↓↓↓

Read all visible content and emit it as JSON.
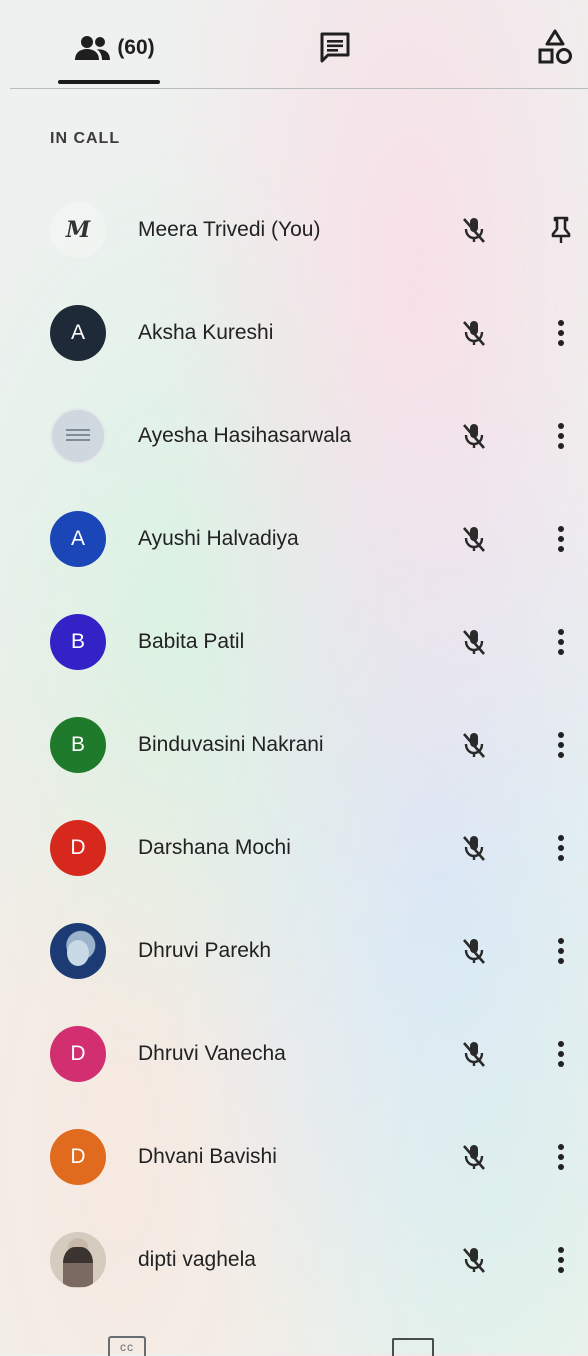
{
  "tabs": {
    "participant_count": "(60)"
  },
  "section_heading": "IN CALL",
  "participants": [
    {
      "name": "Meera Trivedi (You)",
      "avatar": "M",
      "avatar_type": "logo",
      "color": "#ffffff",
      "action_icon": "pin-icon"
    },
    {
      "name": "Aksha Kureshi",
      "avatar": "A",
      "avatar_type": "letter",
      "color": "#1e2a38",
      "action_icon": "more-vert-icon"
    },
    {
      "name": "Ayesha Hasihasarwala",
      "avatar": "",
      "avatar_type": "photo-org",
      "color": "#cfd8df",
      "action_icon": "more-vert-icon"
    },
    {
      "name": "Ayushi Halvadiya",
      "avatar": "A",
      "avatar_type": "letter",
      "color": "#1a46b8",
      "action_icon": "more-vert-icon"
    },
    {
      "name": "Babita Patil",
      "avatar": "B",
      "avatar_type": "letter",
      "color": "#3323c7",
      "action_icon": "more-vert-icon"
    },
    {
      "name": "Binduvasini Nakrani",
      "avatar": "B",
      "avatar_type": "letter",
      "color": "#1f7a2c",
      "action_icon": "more-vert-icon"
    },
    {
      "name": "Darshana Mochi",
      "avatar": "D",
      "avatar_type": "letter",
      "color": "#d7281e",
      "action_icon": "more-vert-icon"
    },
    {
      "name": "Dhruvi Parekh",
      "avatar": "",
      "avatar_type": "photo-person",
      "color": "#1c3a74",
      "action_icon": "more-vert-icon"
    },
    {
      "name": "Dhruvi Vanecha",
      "avatar": "D",
      "avatar_type": "letter",
      "color": "#d12f70",
      "action_icon": "more-vert-icon"
    },
    {
      "name": "Dhvani Bavishi",
      "avatar": "D",
      "avatar_type": "letter",
      "color": "#e06a1e",
      "action_icon": "more-vert-icon"
    },
    {
      "name": "dipti vaghela",
      "avatar": "",
      "avatar_type": "photo-girl",
      "color": "#d6cbbf",
      "action_icon": "more-vert-icon"
    }
  ],
  "bottom_bar": {
    "captions_label": "cc"
  },
  "icons": {
    "people_tab": "people-icon",
    "chat_tab": "chat-icon",
    "activities_tab": "activities-icon",
    "mic_state": "mic-off-icon"
  }
}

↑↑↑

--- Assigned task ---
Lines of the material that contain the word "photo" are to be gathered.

--- Finished exercise ---
      "avatar_type": "photo-org",
      "avatar_type": "photo-person",
      "avatar_type": "photo-girl",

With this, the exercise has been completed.